Let’s go around this one last time. We Christians are human beings who know ourselves to be created by God and placed in a world created by God. Therefore it’s appropriate for us to cultivate an attitude of humility, reminding ourselves that the world belongs to God, not us. We cultivate the habit of attentivenessas we open our eyes to see God’s gifts all around us. We cultivate the habit of gratitudeas we practice saying ‘thank you’ to God and to the people around us. We cultivate the habit of responsible stewardship, taking good care of this good earth that God has entrusted to us. And finally, we who have been given so many good gifts by a generous God also learn from God the habit of generosity, learning to find joy in giving to those in need and seeing it as a way of serving Jesus himself.

As we celebrate Thanksgiving, let’s think of these things and resolve to put them into practice. In the name of God, Father, Son, and Holy Spirit. Amen.

Bible translations I have read cover to cover

My usual way of reading the Bible is to follow a ‘lectionary’, or system of daily readings (here is an example). Although lectionaries have the advantage of presenting bite-sized portions that are easily readable in a few minutes, they rarely cover the entire Bible.

However, a few times in my life I have read a particular translation all the way through from cover to cover.

The-Living-Bible-Paraphrased-by-Kenneth-Taylor-0340152044In the 1970s I read the original Living Bible, paraphrased by Ken Taylor. Nowadays I don’t recommend this version because it has many inaccuracies, but it was easy to understand and really got me started as a Bible reader.


In the late 1990s I read the entire New Revised Standard Versionholy-bible-with-apocrypha-slika-97655151, including the Apocrypha. This was the first time I’d read a reputable modern translation cover to cover. My big takeaway: some of the passages we’re very familiar with (for example Isaiah 9.2-7 at Christmas) make way more sense when they’re read in context and you can see the whole sweep of the story.


1_5In 2011, in honour of the 400th anniversary of the publication of the King James Version, or Authorized Version, I read it cover to cover, including the Apocrypha. My big takeaway: it was far easier to read the KJV than I thought it would be, and some of the renderings were simply delicious.

In 2016 I used the One Year Bible to read the entire New InternationalP3120015 Version (2011 revision). The OYB gives you a daily portion from Old Testament, New Testament, Psalms, and Proverbs; through the course of the year you read the whole Bible once and the book of Psalms twice. I find it takes me about fifteen to twenty minutes to read each day’s selections, depending on whether or not I stop and think about them. I really enjoyed this read.

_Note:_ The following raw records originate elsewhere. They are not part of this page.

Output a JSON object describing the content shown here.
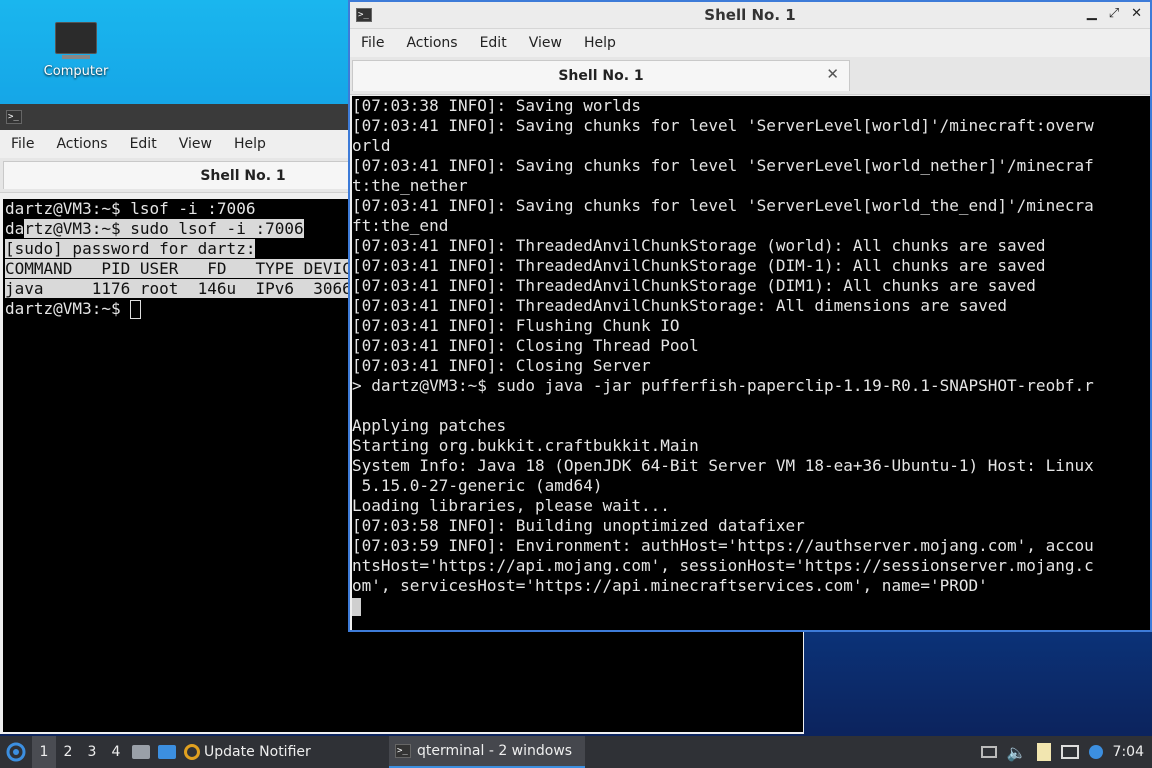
{
  "desktop": {
    "computer_label": "Computer"
  },
  "back_window": {
    "menu": [
      "File",
      "Actions",
      "Edit",
      "View",
      "Help"
    ],
    "tab_title": "Shell No. 1",
    "lines": [
      {
        "text": "dartz@VM3:~$ lsof -i :7006",
        "hl": false
      },
      {
        "text": "dartz@VM3:~$ sudo lsof -i :7006",
        "hl": true,
        "hl_from": 2
      },
      {
        "text": "[sudo] password for dartz:",
        "hl": true
      },
      {
        "text": "COMMAND   PID USER   FD   TYPE DEVIC",
        "hl": true
      },
      {
        "text": "java     1176 root  146u  IPv6  3066",
        "hl": true
      },
      {
        "text": "dartz@VM3:~$ ",
        "hl": false,
        "cursor": true
      }
    ]
  },
  "front_window": {
    "title": "Shell No. 1",
    "menu": [
      "File",
      "Actions",
      "Edit",
      "View",
      "Help"
    ],
    "tab_title": "Shell No. 1",
    "lines": [
      "[07:03:38 INFO]: Saving worlds",
      "[07:03:41 INFO]: Saving chunks for level 'ServerLevel[world]'/minecraft:overw",
      "orld",
      "[07:03:41 INFO]: Saving chunks for level 'ServerLevel[world_nether]'/minecraf",
      "t:the_nether",
      "[07:03:41 INFO]: Saving chunks for level 'ServerLevel[world_the_end]'/minecra",
      "ft:the_end",
      "[07:03:41 INFO]: ThreadedAnvilChunkStorage (world): All chunks are saved",
      "[07:03:41 INFO]: ThreadedAnvilChunkStorage (DIM-1): All chunks are saved",
      "[07:03:41 INFO]: ThreadedAnvilChunkStorage (DIM1): All chunks are saved",
      "[07:03:41 INFO]: ThreadedAnvilChunkStorage: All dimensions are saved",
      "[07:03:41 INFO]: Flushing Chunk IO",
      "[07:03:41 INFO]: Closing Thread Pool",
      "[07:03:41 INFO]: Closing Server",
      "> dartz@VM3:~$ sudo java -jar pufferfish-paperclip-1.19-R0.1-SNAPSHOT-reobf.r",
      "",
      "Applying patches",
      "Starting org.bukkit.craftbukkit.Main",
      "System Info: Java 18 (OpenJDK 64-Bit Server VM 18-ea+36-Ubuntu-1) Host: Linux",
      " 5.15.0-27-generic (amd64)",
      "Loading libraries, please wait...",
      "[07:03:58 INFO]: Building unoptimized datafixer",
      "[07:03:59 INFO]: Environment: authHost='https://authserver.mojang.com', accou",
      "ntsHost='https://api.mojang.com', sessionHost='https://sessionserver.mojang.c",
      "om', servicesHost='https://api.minecraftservices.com', name='PROD'"
    ]
  },
  "taskbar": {
    "workspaces": [
      "1",
      "2",
      "3",
      "4"
    ],
    "active_workspace": "1",
    "update_notifier": "Update Notifier",
    "task_label": "qterminal - 2 windows",
    "clock": "7:04",
    "colors": {
      "bar": "#2f3136",
      "accent": "#3c8fe0"
    }
  }
}
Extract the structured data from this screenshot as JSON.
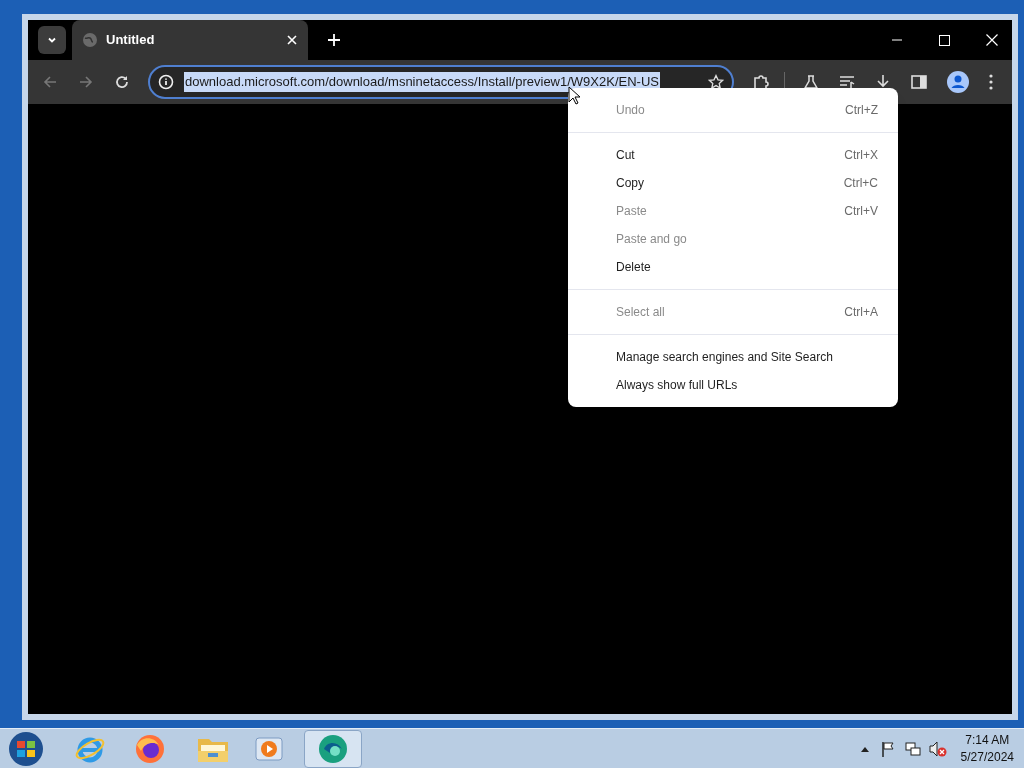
{
  "tab": {
    "title": "Untitled",
    "selected": true
  },
  "address_bar": {
    "url": "download.microsoft.com/download/msninetaccess/Install/preview1/W9X2K/EN-US",
    "selected": true
  },
  "context_menu": {
    "groups": [
      [
        {
          "label": "Undo",
          "shortcut": "Ctrl+Z",
          "disabled": true
        }
      ],
      [
        {
          "label": "Cut",
          "shortcut": "Ctrl+X",
          "disabled": false
        },
        {
          "label": "Copy",
          "shortcut": "Ctrl+C",
          "disabled": false
        },
        {
          "label": "Paste",
          "shortcut": "Ctrl+V",
          "disabled": true
        },
        {
          "label": "Paste and go",
          "disabled": true
        },
        {
          "label": "Delete",
          "disabled": false
        }
      ],
      [
        {
          "label": "Select all",
          "shortcut": "Ctrl+A",
          "disabled": true
        }
      ],
      [
        {
          "label": "Manage search engines and Site Search",
          "disabled": false
        },
        {
          "label": "Always show full URLs",
          "disabled": false
        }
      ]
    ]
  },
  "taskbar": {
    "time": "7:14 AM",
    "date": "5/27/2024"
  }
}
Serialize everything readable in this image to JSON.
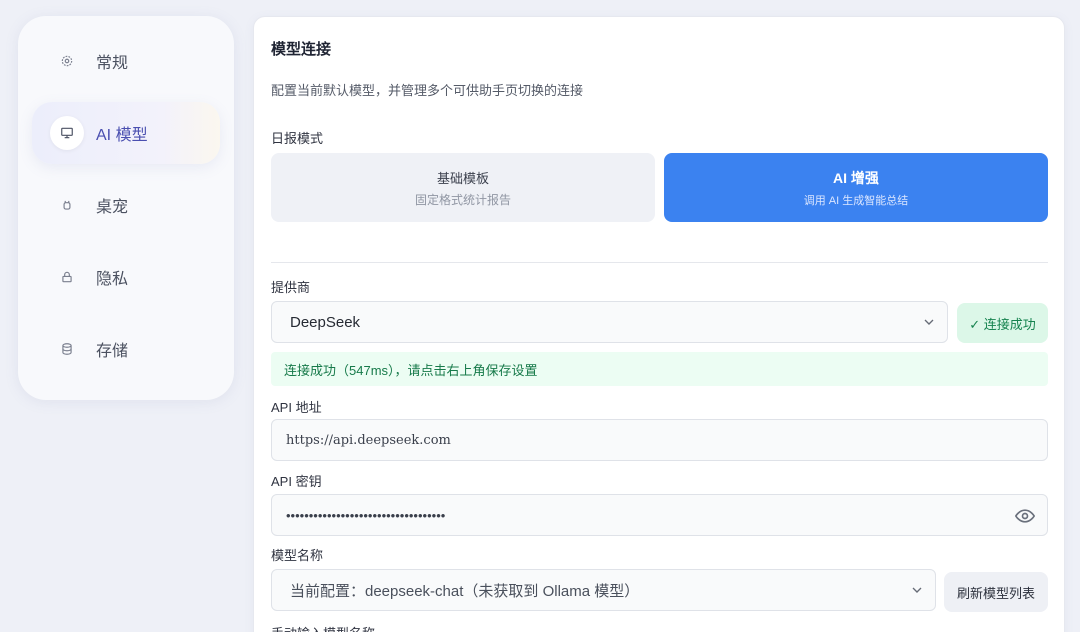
{
  "sidebar": {
    "items": [
      {
        "label": "常规",
        "icon": "gear-icon"
      },
      {
        "label": "AI 模型",
        "icon": "monitor-icon"
      },
      {
        "label": "桌宠",
        "icon": "pet-icon"
      },
      {
        "label": "隐私",
        "icon": "lock-icon"
      },
      {
        "label": "存储",
        "icon": "database-icon"
      }
    ],
    "active_index": 1
  },
  "main": {
    "title": "模型连接",
    "description": "配置当前默认模型，并管理多个可供助手页切换的连接",
    "report_mode": {
      "label": "日报模式",
      "basic": {
        "title": "基础模板",
        "subtitle": "固定格式统计报告"
      },
      "ai": {
        "title": "AI 增强",
        "subtitle": "调用 AI 生成智能总结"
      },
      "selected": "ai"
    },
    "provider": {
      "label": "提供商",
      "value": "DeepSeek",
      "status_button": "✓ 连接成功"
    },
    "success_message": "连接成功（547ms），请点击右上角保存设置",
    "api_url": {
      "label": "API 地址",
      "value": "https://api.deepseek.com"
    },
    "api_key": {
      "label": "API 密钥",
      "value": "•••••••••••••••••••••••••••••••••••"
    },
    "model": {
      "label": "模型名称",
      "value": "当前配置：deepseek-chat（未获取到 Ollama 模型）",
      "refresh_button": "刷新模型列表"
    },
    "manual_label": "手动输入模型名称"
  },
  "colors": {
    "accent": "#3b82f0",
    "success_bg": "#dcf7e8",
    "success_text": "#16834f",
    "active_nav_text": "#4a4fb0"
  }
}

9780521509404_p0_v2_s550x406I’m beginning to think I’d like to read all the way through the Bible again, in a translation I’m not so familiar with. Possible candidates might be the New Living Translation, the Common English Bible, or the Revised English Bible. I enjoy the One Year Bible method but it doesn’t include the apocrypha, so if I read the REB I’d have to supplement the daily readings, or maybe replace the second time through the book of Psalms with a reading of the Apocrypha.

I really recommend the discipline of reading the whole Bible cover to cover. There’s nothing to compare with the experience of getting the whole sweep of the Bible story from beginning to end. And nowadays we have so many good English translations that you could read a different one each year for twenty years and still not run out of options!